What the task requires ::
Your task is to return all of the records exactly, minus any images.

Items from an interface collection ::
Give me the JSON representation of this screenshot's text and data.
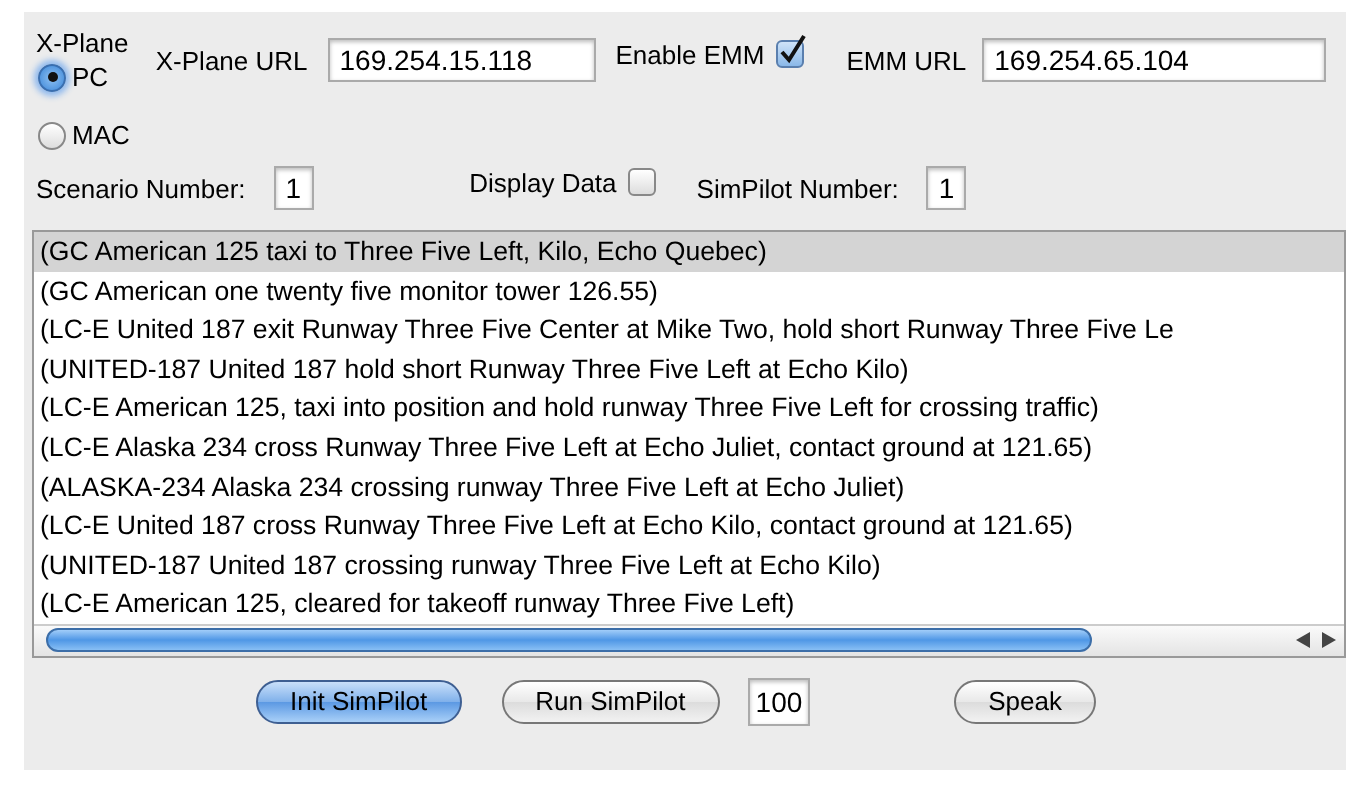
{
  "xplane": {
    "label": "X-Plane",
    "options": [
      {
        "label": "PC",
        "selected": true
      },
      {
        "label": "MAC",
        "selected": false
      }
    ]
  },
  "xplane_url": {
    "label": "X-Plane URL",
    "value": "169.254.15.118"
  },
  "enable_emm": {
    "label": "Enable EMM",
    "checked": true
  },
  "emm_url": {
    "label": "EMM URL",
    "value": "169.254.65.104"
  },
  "scenario_number": {
    "label": "Scenario Number:",
    "value": "1"
  },
  "display_data": {
    "label": "Display Data",
    "checked": false
  },
  "simpilot_number": {
    "label": "SimPilot Number:",
    "value": "1"
  },
  "list": {
    "items": [
      {
        "text": "(GC American 125 taxi to Three Five Left, Kilo, Echo Quebec)",
        "selected": true
      },
      {
        "text": "(GC American one twenty five monitor tower 126.55)",
        "selected": false
      },
      {
        "text": "(LC-E United 187 exit Runway Three Five Center at Mike Two, hold short Runway Three Five Le",
        "selected": false
      },
      {
        "text": "(UNITED-187 United 187 hold short Runway Three Five Left at Echo Kilo)",
        "selected": false
      },
      {
        "text": "(LC-E American 125, taxi into position and hold runway Three Five Left for crossing traffic)",
        "selected": false
      },
      {
        "text": "(LC-E Alaska 234 cross Runway Three Five Left at Echo Juliet, contact ground at 121.65)",
        "selected": false
      },
      {
        "text": "(ALASKA-234 Alaska 234 crossing runway Three Five Left at Echo Juliet)",
        "selected": false
      },
      {
        "text": "(LC-E United 187 cross Runway Three Five Left at Echo Kilo, contact ground at 121.65)",
        "selected": false
      },
      {
        "text": "(UNITED-187 United 187 crossing runway Three Five Left at Echo Kilo)",
        "selected": false
      },
      {
        "text": "(LC-E American 125, cleared for takeoff runway Three Five Left)",
        "selected": false
      }
    ]
  },
  "bottom": [
    {
      "kind": "button",
      "label": "Init SimPilot",
      "default": true
    },
    {
      "kind": "button",
      "label": "Run SimPilot",
      "default": false
    },
    {
      "kind": "field",
      "value": "100"
    },
    {
      "kind": "button",
      "label": "Speak",
      "default": false
    }
  ]
}
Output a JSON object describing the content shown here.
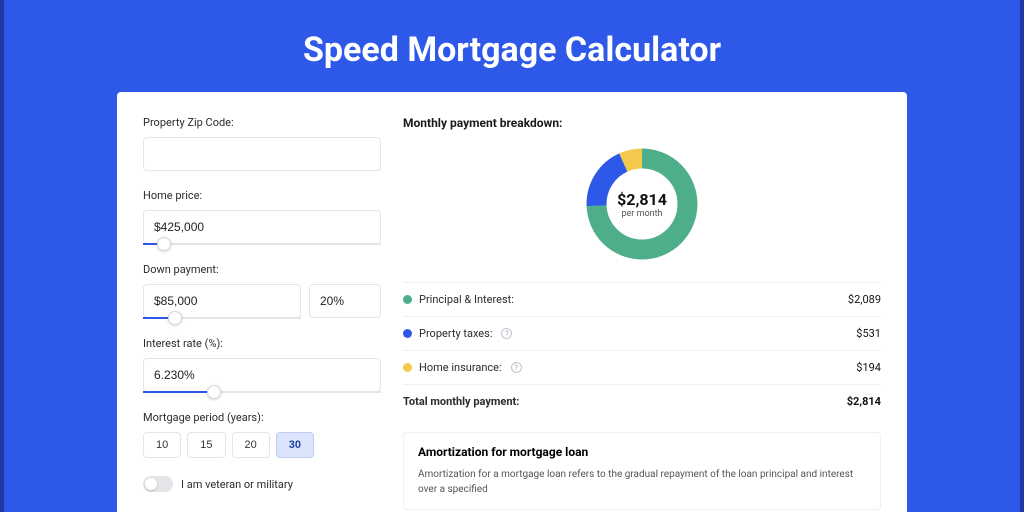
{
  "title": "Speed Mortgage Calculator",
  "form": {
    "zip_label": "Property Zip Code:",
    "zip_value": "",
    "home_price_label": "Home price:",
    "home_price_value": "$425,000",
    "home_price_slider_pct": 9,
    "down_label": "Down payment:",
    "down_value": "$85,000",
    "down_pct_value": "20%",
    "down_slider_pct": 20,
    "rate_label": "Interest rate (%):",
    "rate_value": "6.230%",
    "rate_slider_pct": 30,
    "period_label": "Mortgage period (years):",
    "period_options": [
      "10",
      "15",
      "20",
      "30"
    ],
    "period_selected": "30",
    "veteran_label": "I am veteran or military"
  },
  "breakdown": {
    "title": "Monthly payment breakdown:",
    "total_value": "$2,814",
    "total_sub": "per month",
    "rows": [
      {
        "label": "Principal & Interest:",
        "value": "$2,089",
        "color": "green",
        "info": false
      },
      {
        "label": "Property taxes:",
        "value": "$531",
        "color": "blue",
        "info": true
      },
      {
        "label": "Home insurance:",
        "value": "$194",
        "color": "yellow",
        "info": true
      }
    ],
    "total_row_label": "Total monthly payment:",
    "total_row_value": "$2,814"
  },
  "amort": {
    "title": "Amortization for mortgage loan",
    "body": "Amortization for a mortgage loan refers to the gradual repayment of the loan principal and interest over a specified"
  },
  "chart_data": {
    "type": "pie",
    "title": "Monthly payment breakdown",
    "series": [
      {
        "name": "Principal & Interest",
        "value": 2089,
        "color": "#4fae8a"
      },
      {
        "name": "Property taxes",
        "value": 531,
        "color": "#2e59e8"
      },
      {
        "name": "Home insurance",
        "value": 194,
        "color": "#f2c94c"
      }
    ],
    "total": 2814,
    "unit": "USD per month"
  }
}
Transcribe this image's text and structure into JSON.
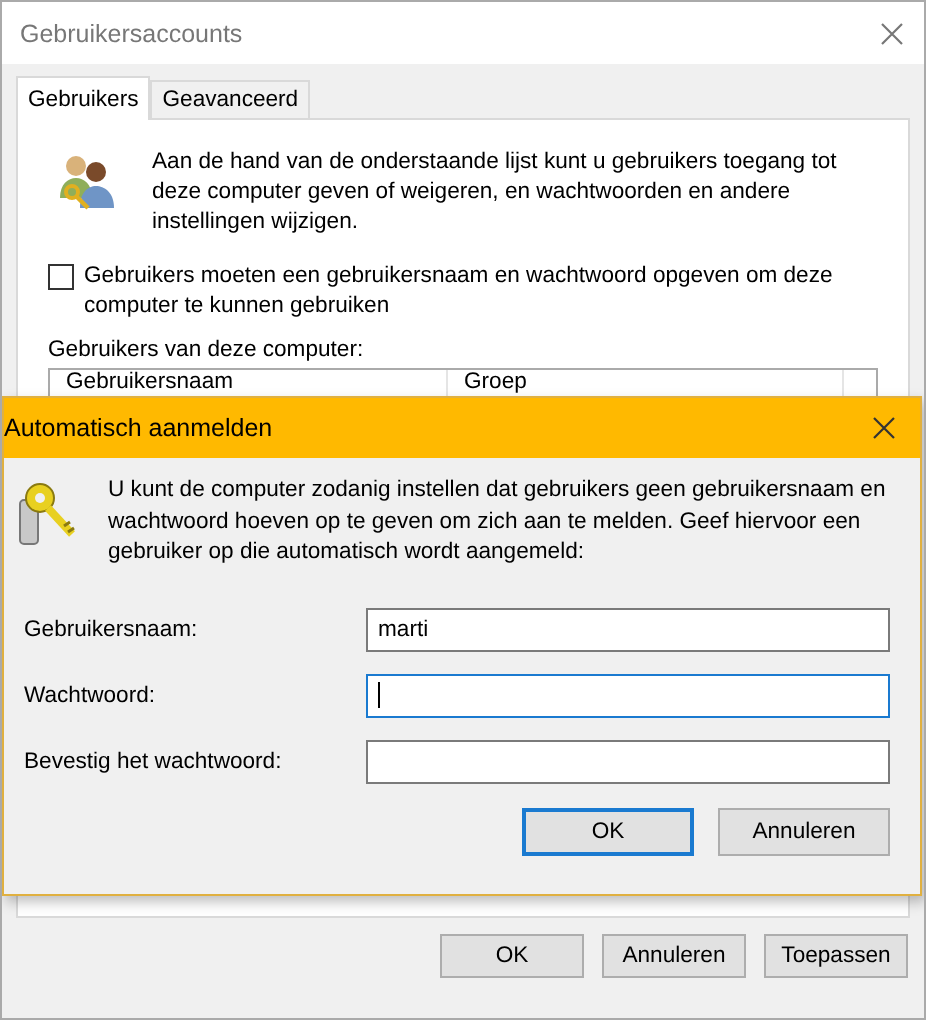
{
  "window": {
    "title": "Gebruikersaccounts"
  },
  "tabs": [
    {
      "label": "Gebruikers",
      "selected": true
    },
    {
      "label": "Geavanceerd",
      "selected": false
    }
  ],
  "intro": "Aan de hand van de onderstaande lijst kunt u gebruikers toegang tot deze computer geven of weigeren, en wachtwoorden en andere instellingen wijzigen.",
  "require_login": {
    "label": "Gebruikers moeten een gebruikersnaam en wachtwoord opgeven om deze computer te kunnen gebruiken",
    "checked": false
  },
  "users_label": "Gebruikers van deze computer:",
  "users_table": {
    "columns": [
      "Gebruikersnaam",
      "Groep"
    ]
  },
  "buttons": [
    {
      "label": "OK",
      "default": false
    },
    {
      "label": "Annuleren",
      "default": false
    },
    {
      "label": "Toepassen",
      "default": false
    }
  ],
  "dialog": {
    "title": "Automatisch aanmelden",
    "description": "U kunt de computer zodanig instellen dat gebruikers geen gebruikersnaam en wachtwoord hoeven op te geven om zich aan te melden. Geef hiervoor een gebruiker op die automatisch wordt aangemeld:",
    "fields": [
      {
        "label": "Gebruikersnaam:",
        "value": "marti",
        "focused": false
      },
      {
        "label": "Wachtwoord:",
        "focused": true
      },
      {
        "label": "Bevestig het wachtwoord:",
        "focused": false
      }
    ],
    "buttons": [
      {
        "label": "OK",
        "default": true
      },
      {
        "label": "Annuleren",
        "default": false
      }
    ]
  }
}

Your response ::
Give me the JSON representation of this screenshot's text and data.
{
  "xplane": {
    "label": "X-Plane",
    "options": [
      {
        "label": "PC",
        "selected": true
      },
      {
        "label": "MAC",
        "selected": false
      }
    ]
  },
  "xplane_url": {
    "label": "X-Plane URL",
    "value": "169.254.15.118"
  },
  "enable_emm": {
    "label": "Enable EMM",
    "checked": true
  },
  "emm_url": {
    "label": "EMM URL",
    "value": "169.254.65.104"
  },
  "scenario_number": {
    "label": "Scenario Number:",
    "value": "1"
  },
  "display_data": {
    "label": "Display Data",
    "checked": false
  },
  "simpilot_number": {
    "label": "SimPilot Number:",
    "value": "1"
  },
  "list": {
    "items": [
      {
        "text": "(GC American 125 taxi to Three Five Left, Kilo, Echo Quebec)",
        "selected": true
      },
      {
        "text": "(GC American one twenty five monitor tower 126.55)",
        "selected": false
      },
      {
        "text": "(LC-E United 187 exit Runway Three Five Center at Mike Two, hold short Runway Three Five Le",
        "selected": false
      },
      {
        "text": "(UNITED-187 United 187 hold short Runway Three Five Left at Echo Kilo)",
        "selected": false
      },
      {
        "text": "(LC-E American 125, taxi into position and hold runway Three Five Left for crossing traffic)",
        "selected": false
      },
      {
        "text": "(LC-E Alaska 234 cross Runway Three Five Left at Echo Juliet, contact ground at 121.65)",
        "selected": false
      },
      {
        "text": "(ALASKA-234 Alaska 234 crossing runway Three Five Left at Echo Juliet)",
        "selected": false
      },
      {
        "text": "(LC-E United 187 cross Runway Three Five Left at Echo Kilo, contact ground at 121.65)",
        "selected": false
      },
      {
        "text": "(UNITED-187 United 187 crossing runway Three Five Left at Echo Kilo)",
        "selected": false
      },
      {
        "text": "(LC-E American 125, cleared for takeoff runway Three Five Left)",
        "selected": false
      }
    ]
  },
  "bottom": [
    {
      "kind": "button",
      "label": "Init SimPilot",
      "default": true
    },
    {
      "kind": "button",
      "label": "Run SimPilot",
      "default": false
    },
    {
      "kind": "field",
      "value": "100"
    },
    {
      "kind": "button",
      "label": "Speak",
      "default": false
    }
  ]
}
Output a JSON object describing the content shown here.
{
  "title": "Speed Mortgage Calculator",
  "form": {
    "zip_label": "Property Zip Code:",
    "zip_value": "",
    "home_price_label": "Home price:",
    "home_price_value": "$425,000",
    "home_price_slider_pct": 9,
    "down_label": "Down payment:",
    "down_value": "$85,000",
    "down_pct_value": "20%",
    "down_slider_pct": 20,
    "rate_label": "Interest rate (%):",
    "rate_value": "6.230%",
    "rate_slider_pct": 30,
    "period_label": "Mortgage period (years):",
    "period_options": [
      "10",
      "15",
      "20",
      "30"
    ],
    "period_selected": "30",
    "veteran_label": "I am veteran or military"
  },
  "breakdown": {
    "title": "Monthly payment breakdown:",
    "total_value": "$2,814",
    "total_sub": "per month",
    "rows": [
      {
        "label": "Principal & Interest:",
        "value": "$2,089",
        "color": "green",
        "info": false
      },
      {
        "label": "Property taxes:",
        "value": "$531",
        "color": "blue",
        "info": true
      },
      {
        "label": "Home insurance:",
        "value": "$194",
        "color": "yellow",
        "info": true
      }
    ],
    "total_row_label": "Total monthly payment:",
    "total_row_value": "$2,814"
  },
  "amort": {
    "title": "Amortization for mortgage loan",
    "body": "Amortization for a mortgage loan refers to the gradual repayment of the loan principal and interest over a specified"
  },
  "chart_data": {
    "type": "pie",
    "title": "Monthly payment breakdown",
    "series": [
      {
        "name": "Principal & Interest",
        "value": 2089,
        "color": "#4fae8a"
      },
      {
        "name": "Property taxes",
        "value": 531,
        "color": "#2e59e8"
      },
      {
        "name": "Home insurance",
        "value": 194,
        "color": "#f2c94c"
      }
    ],
    "total": 2814,
    "unit": "USD per month"
  }
}
Transcribe this image's text and structure into JSON.
{
  "window": {
    "title": "Gebruikersaccounts"
  },
  "tabs": [
    {
      "label": "Gebruikers",
      "selected": true
    },
    {
      "label": "Geavanceerd",
      "selected": false
    }
  ],
  "intro": "Aan de hand van de onderstaande lijst kunt u gebruikers toegang tot deze computer geven of weigeren, en wachtwoorden en andere instellingen wijzigen.",
  "require_login": {
    "label": "Gebruikers moeten een gebruikersnaam en wachtwoord opgeven om deze computer te kunnen gebruiken",
    "checked": false
  },
  "users_label": "Gebruikers van deze computer:",
  "users_table": {
    "columns": [
      "Gebruikersnaam",
      "Groep"
    ]
  },
  "buttons": [
    {
      "label": "OK",
      "default": false
    },
    {
      "label": "Annuleren",
      "default": false
    },
    {
      "label": "Toepassen",
      "default": false
    }
  ],
  "dialog": {
    "title": "Automatisch aanmelden",
    "description": "U kunt de computer zodanig instellen dat gebruikers geen gebruikersnaam en wachtwoord hoeven op te geven om zich aan te melden. Geef hiervoor een gebruiker op die automatisch wordt aangemeld:",
    "fields": [
      {
        "label": "Gebruikersnaam:",
        "value": "marti",
        "focused": false
      },
      {
        "label": "Wachtwoord:",
        "focused": true
      },
      {
        "label": "Bevestig het wachtwoord:",
        "focused": false
      }
    ],
    "buttons": [
      {
        "label": "OK",
        "default": true
      },
      {
        "label": "Annuleren",
        "default": false
      }
    ]
  }
}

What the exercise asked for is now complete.